On 6 April 1970, SSgt. Andrew T. Brassfield was assigned as a rifleman to Reconnaissance Team Missouri to conduct an intelligence gathering mission against communist activity in the rugged jungle-covered mountains approximately 6 miles southwest of the Lao/Vietnamese border and 3 miles northwest of Tavauac, Savannakhet Province, Laos. This area of eastern Laos was considered a major artery of the infamous Ho Chi Minh Trail. When North Vietnam began to increase its military strength in South Vietnam, NVA and Viet Cong troops again intruded on neutral Laos for sanctuary, as the Viet Minh had done during the war with the French some years before. This border road was used by the Communists to transport weapons, supplies and troops from North Vietnam into South Vietnam, and was frequently no more than a path cut through the jungle covered mountains. US forces used all assets available to them to stop this flow of men and supplies from moving south into the war zone.

When the team stopped for a rest, it came under heavy and accurate ground fire from an enemy force of unknown size. In the ensuing firefight, the team immediately dispersed. Shortly afterward, SSgt. Brassfield was fatally wounded while attempting to gain better cover. The other team members were also all wounded in the ambush. They were unable to recover Andrew Brassfield's body and carry him out with them when they broke contact with the enemy. The rest of the team was able to evade capture and was later extracted. No search and recovery (SAR) operation was possible due to the intense enemy presence in the area. Andrew Brassfield was immediately listed Killed in Action/Body Not Recovered.

For every insertion like this one that was detected and stopped, dozens of others safely slipped past NVA lines to strike a wide range of targets and collect vital information. The number of MACV-SOG missions conducted with Special Forces reconnaissance teams into Laos and Cambodia was 452 in 1969. It was the most sustained American campaign of raiding, sabotage and intelligence-gathering waged on foreign soil in US military history. MACV-SOG's teams earned a global reputation as one of the most combat effective deep-penetration forces ever raised.
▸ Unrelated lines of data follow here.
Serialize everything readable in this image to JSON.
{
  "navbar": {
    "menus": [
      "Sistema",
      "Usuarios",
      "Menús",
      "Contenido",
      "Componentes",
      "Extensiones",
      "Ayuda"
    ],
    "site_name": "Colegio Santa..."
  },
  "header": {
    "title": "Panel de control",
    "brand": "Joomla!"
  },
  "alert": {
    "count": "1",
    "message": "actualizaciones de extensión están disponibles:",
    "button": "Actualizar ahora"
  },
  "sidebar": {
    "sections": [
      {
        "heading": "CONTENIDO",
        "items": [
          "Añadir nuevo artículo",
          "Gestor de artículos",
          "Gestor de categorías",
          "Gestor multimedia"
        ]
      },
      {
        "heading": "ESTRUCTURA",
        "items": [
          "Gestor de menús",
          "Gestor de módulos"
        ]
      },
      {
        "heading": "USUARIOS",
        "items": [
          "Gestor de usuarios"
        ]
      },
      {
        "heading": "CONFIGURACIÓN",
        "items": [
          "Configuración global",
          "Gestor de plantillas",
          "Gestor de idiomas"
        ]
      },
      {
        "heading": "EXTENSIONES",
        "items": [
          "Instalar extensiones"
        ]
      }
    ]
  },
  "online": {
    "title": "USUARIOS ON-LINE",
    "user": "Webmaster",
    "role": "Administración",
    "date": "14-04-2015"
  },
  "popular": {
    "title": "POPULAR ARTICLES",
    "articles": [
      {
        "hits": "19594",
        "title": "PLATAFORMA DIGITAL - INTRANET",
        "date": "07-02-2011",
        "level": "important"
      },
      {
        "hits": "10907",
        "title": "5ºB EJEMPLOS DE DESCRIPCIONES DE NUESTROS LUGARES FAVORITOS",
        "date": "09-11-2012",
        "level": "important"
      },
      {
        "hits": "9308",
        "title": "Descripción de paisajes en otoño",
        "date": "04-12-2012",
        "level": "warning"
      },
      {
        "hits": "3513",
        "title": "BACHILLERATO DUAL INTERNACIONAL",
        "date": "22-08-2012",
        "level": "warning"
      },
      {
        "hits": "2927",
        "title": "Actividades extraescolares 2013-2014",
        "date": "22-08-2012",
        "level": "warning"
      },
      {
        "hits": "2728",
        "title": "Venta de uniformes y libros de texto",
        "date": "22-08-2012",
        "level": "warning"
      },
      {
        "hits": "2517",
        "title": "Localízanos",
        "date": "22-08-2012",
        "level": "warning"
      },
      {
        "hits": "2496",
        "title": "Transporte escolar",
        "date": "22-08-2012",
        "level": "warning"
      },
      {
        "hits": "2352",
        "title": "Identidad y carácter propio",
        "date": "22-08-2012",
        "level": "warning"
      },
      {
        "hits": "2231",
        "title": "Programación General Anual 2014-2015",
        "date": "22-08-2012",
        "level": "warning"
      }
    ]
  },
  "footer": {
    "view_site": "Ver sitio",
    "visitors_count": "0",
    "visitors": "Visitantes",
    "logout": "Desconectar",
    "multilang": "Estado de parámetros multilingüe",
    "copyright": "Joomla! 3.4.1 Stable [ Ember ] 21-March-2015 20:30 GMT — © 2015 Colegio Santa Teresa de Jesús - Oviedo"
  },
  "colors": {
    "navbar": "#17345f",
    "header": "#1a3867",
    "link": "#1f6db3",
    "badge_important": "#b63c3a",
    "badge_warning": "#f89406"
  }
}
Andrew Brassfield is among nearly 600 Americans who disappeared in Laos. Many of these men were known to be alive on the ground. The Laotians admitted holding "tens of tens" of American Prisoners of War, but these men were never negotiated for either by direct negotiation between our countries or through the Paris Peace Accords which ended the War in Vietnam since Laos was not a party to that agreement.

While the fate of SSgt. Brassfield is not in doubt, he has a right to have he remains returned to his family, friends and country. For other Americans who remain unaccounted for in Southeast Asia, their fate could be quite different.

Since the end of the Vietnam War well over 21,000 reports of American prisoners, missing and otherwise unaccounted for have been received by our government. Many of these reports document LIVE American Prisoners of War remaining captive throughout Southeast Asia TODAY.

American servicemen in Vietnam were called upon to operate in many dangerous circumstances both on and off duty, and they were prepared to be wounded, killed or captured. It probably never occurred to them that they could be abandoned by the country they so proudly served.